So Day 3, its time to see what kind of "numbers" the Rosella's is giving us this year. While at the end of the day wine comes down to taste, there are certain numbers that help guide a winemaker to get the most out of the grapes as possible. From what I have learned so far, it is far more important to see the "numbers" as a guidepost, your sherpa if you will, on your expedition to craft the best wine possible from the grapes you have in front of you, rather than as a "be all, end all" recipe for wine.
With this is mind, Lydia (Kosta Browne's resident enologist) and I ran what you call a "juice panel". A "Juice Panel" gives the wine maker an idea of the amount and types of sugar, acids, and nutrients available for the yeasts to do their work. We ran several types of tests. The first was a simple Brix reading with a pocket refractometer.
As you can see here, we have a nice Brix reading of 27.1 which is right in the sweet spot of tasty wine. Brix is a pretty good approximation for the sugar content of the juice and thus the amount of "fuel" we have available for the yeasties. 1 Degree of Brix will produce somewhere around 0.55% alcohol so this Rosella's juice will give us a projected alcohol of 14.5%. Just about where you want it.
We then run some acid trials where we slowly titrate NaOH (Sodium Hydroxide) into a sample of the juice to see its buffering capacity. Sodium Hydoroxide reacts with the acid in the wine and the amount of NaOH that the juice sample can take for any given pH target (say pH 3.50) gives us an idea of how much the juice will be affected by any change in its acid levels.

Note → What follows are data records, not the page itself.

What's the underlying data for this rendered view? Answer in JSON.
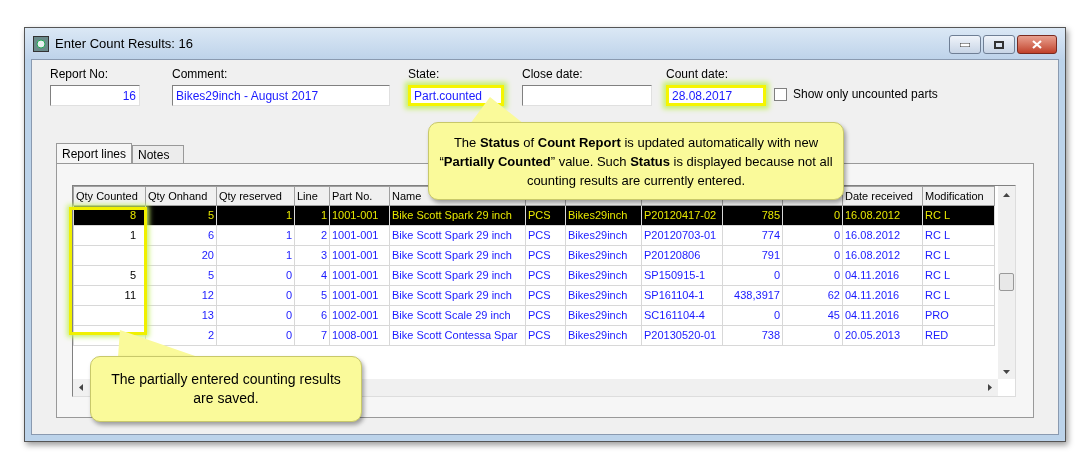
{
  "window": {
    "title": "Enter Count Results: 16"
  },
  "fields": [
    {
      "label": "Report No:",
      "value": "16",
      "kind": "number",
      "highlighted": false
    },
    {
      "label": "Comment:",
      "value": "Bikes29inch - August 2017",
      "kind": "text",
      "highlighted": false
    },
    {
      "label": "State:",
      "value": "Part.counted",
      "kind": "text",
      "highlighted": true
    },
    {
      "label": "Close date:",
      "kind": "text",
      "highlighted": false
    },
    {
      "label": "Count date:",
      "value": "28.08.2017",
      "kind": "text",
      "highlighted": true
    }
  ],
  "show_only_uncounted": {
    "label": "Show only uncounted parts",
    "checked": false
  },
  "tabs": [
    {
      "label": "Report lines",
      "selected": true
    },
    {
      "label": "Notes",
      "selected": false
    }
  ],
  "table": {
    "columns": [
      {
        "label": "Qty Counted",
        "kind": "number"
      },
      {
        "label": "Qty Onhand",
        "kind": "number"
      },
      {
        "label": "Qty reserved",
        "kind": "number"
      },
      {
        "label": "Line",
        "kind": "number"
      },
      {
        "label": "Part No.",
        "kind": "text"
      },
      {
        "label": "Name",
        "kind": "text"
      },
      {
        "kind": "text"
      },
      {
        "kind": "text"
      },
      {
        "kind": "text"
      },
      {
        "kind": "number"
      },
      {
        "kind": "number"
      },
      {
        "label": "Date received",
        "kind": "text"
      },
      {
        "label": "Modification",
        "kind": "text"
      }
    ],
    "rows": [
      {
        "selected": true,
        "cells": [
          "8",
          "5",
          "1",
          "1",
          "1001-001",
          "Bike Scott Spark 29 inch",
          "PCS",
          "Bikes29inch",
          "P20120417-02",
          "785",
          "0",
          "16.08.2012",
          "RC L"
        ]
      },
      {
        "selected": false,
        "cells": [
          "1",
          "6",
          "1",
          "2",
          "1001-001",
          "Bike Scott Spark 29 inch",
          "PCS",
          "Bikes29inch",
          "P20120703-01",
          "774",
          "0",
          "16.08.2012",
          "RC L"
        ]
      },
      {
        "selected": false,
        "cells": [
          "",
          "20",
          "1",
          "3",
          "1001-001",
          "Bike Scott Spark 29 inch",
          "PCS",
          "Bikes29inch",
          "P20120806",
          "791",
          "0",
          "16.08.2012",
          "RC L"
        ]
      },
      {
        "selected": false,
        "cells": [
          "5",
          "5",
          "0",
          "4",
          "1001-001",
          "Bike Scott Spark 29 inch",
          "PCS",
          "Bikes29inch",
          "SP150915-1",
          "0",
          "0",
          "04.11.2016",
          "RC L"
        ]
      },
      {
        "selected": false,
        "cells": [
          "11",
          "12",
          "0",
          "5",
          "1001-001",
          "Bike Scott Spark 29 inch",
          "PCS",
          "Bikes29inch",
          "SP161104-1",
          "438,3917",
          "62",
          "04.11.2016",
          "RC L"
        ]
      },
      {
        "selected": false,
        "cells": [
          "",
          "13",
          "0",
          "6",
          "1002-001",
          "Bike Scott Scale 29 inch",
          "PCS",
          "Bikes29inch",
          "SC161104-4",
          "0",
          "45",
          "04.11.2016",
          "PRO"
        ]
      },
      {
        "selected": false,
        "cells": [
          "",
          "2",
          "0",
          "7",
          "1008-001",
          "Bike Scott Contessa Spar",
          "PCS",
          "Bikes29inch",
          "P20130520-01",
          "738",
          "0",
          "20.05.2013",
          "RED"
        ]
      }
    ]
  },
  "callouts": [
    {
      "text": "The **Status** of **Count Report** is updated automatically with new “**Partially Counted**” value.  Such **Status** is displayed because not all counting results are currently entered."
    },
    {
      "text": "The partially entered counting results are saved."
    }
  ]
}
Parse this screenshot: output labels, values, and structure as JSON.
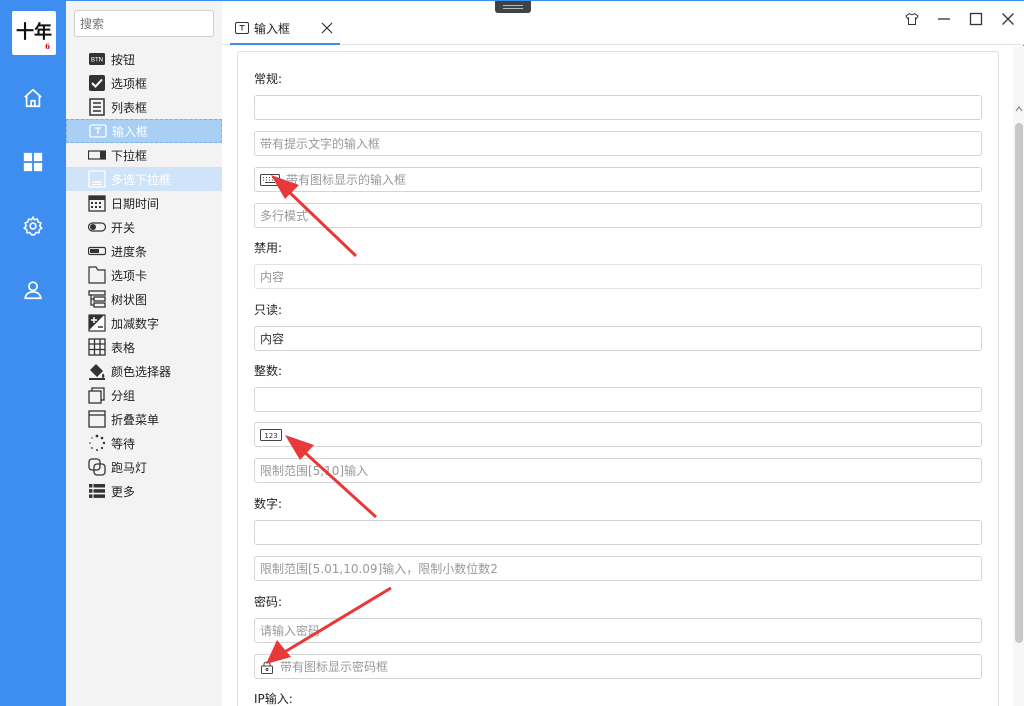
{
  "logo": {
    "text": "十年",
    "sub": "6"
  },
  "rail": {
    "items": [
      "home-icon",
      "dashboard-icon",
      "settings-icon",
      "user-icon"
    ]
  },
  "sidebar": {
    "search_placeholder": "搜索",
    "items": [
      {
        "label": "按钮",
        "icon": "btn-icon"
      },
      {
        "label": "选项框",
        "icon": "checkbox-icon"
      },
      {
        "label": "列表框",
        "icon": "listbox-icon"
      },
      {
        "label": "输入框",
        "icon": "textbox-icon",
        "active": true
      },
      {
        "label": "下拉框",
        "icon": "dropdown-icon"
      },
      {
        "label": "多选下拉框",
        "icon": "multiselect-icon",
        "hover": true
      },
      {
        "label": "日期时间",
        "icon": "calendar-icon"
      },
      {
        "label": "开关",
        "icon": "toggle-icon"
      },
      {
        "label": "进度条",
        "icon": "progress-icon"
      },
      {
        "label": "选项卡",
        "icon": "tab-icon"
      },
      {
        "label": "树状图",
        "icon": "tree-icon"
      },
      {
        "label": "加减数字",
        "icon": "plusminus-icon"
      },
      {
        "label": "表格",
        "icon": "table-icon"
      },
      {
        "label": "颜色选择器",
        "icon": "paint-bucket-icon"
      },
      {
        "label": "分组",
        "icon": "group-icon"
      },
      {
        "label": "折叠菜单",
        "icon": "collapse-menu-icon"
      },
      {
        "label": "等待",
        "icon": "spinner-icon"
      },
      {
        "label": "跑马灯",
        "icon": "marquee-icon"
      },
      {
        "label": "更多",
        "icon": "more-icon"
      }
    ]
  },
  "tab": {
    "label": "输入框"
  },
  "window": {
    "buttons": [
      "skin-icon",
      "minimize-icon",
      "maximize-icon",
      "close-icon"
    ]
  },
  "form": {
    "normal_label": "常规:",
    "normal_value": "",
    "hint_placeholder": "带有提示文字的输入框",
    "icon_placeholder": "带有图标显示的输入框",
    "multiline_placeholder": "多行模式",
    "disabled_label": "禁用:",
    "disabled_value": "内容",
    "readonly_label": "只读:",
    "readonly_value": "内容",
    "integer_label": "整数:",
    "integer_value": "",
    "integer_icon_value": "",
    "integer_range_placeholder": "限制范围[5,10]输入",
    "number_label": "数字:",
    "number_value": "",
    "number_range_placeholder": "限制范围[5.01,10.09]输入，限制小数位数2",
    "password_label": "密码:",
    "password_placeholder": "请输入密码",
    "password_icon_placeholder": "带有图标显示密码框",
    "ip_label": "IP输入:"
  },
  "colors": {
    "accent": "#3d8ef0",
    "arrow": "#e8393a"
  }
}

We also run some tests to find out how much YANC the juice has. YANC is a nice acronym for Yeast Assimilable Nitrogen Content. In order to live free and multiply our yeasties need nutrients, mainly in the form of nitrogen compounds, in order to healthily digest the sugars in the grapes into alcohol. Too little YANC and the yeast struggle, often giving off odors of ethyl acetate, and hydrogen sulfide and worst case scenario you get a "stuck" fermentation where all the yeast die before all the sugar is converted to alcohol. Trust me, you don't want that to happen. As you can imagine knowing how much YANC is available is pretty helpful to a wine maker (and there are several things we can add to the juice to increase the levels -- a topic for another time).
All in all, the Rosella's juice looks in great shape and ready to make some killer Pinot. One more day of resting until we inoculate and get 2007 Rosella's underway.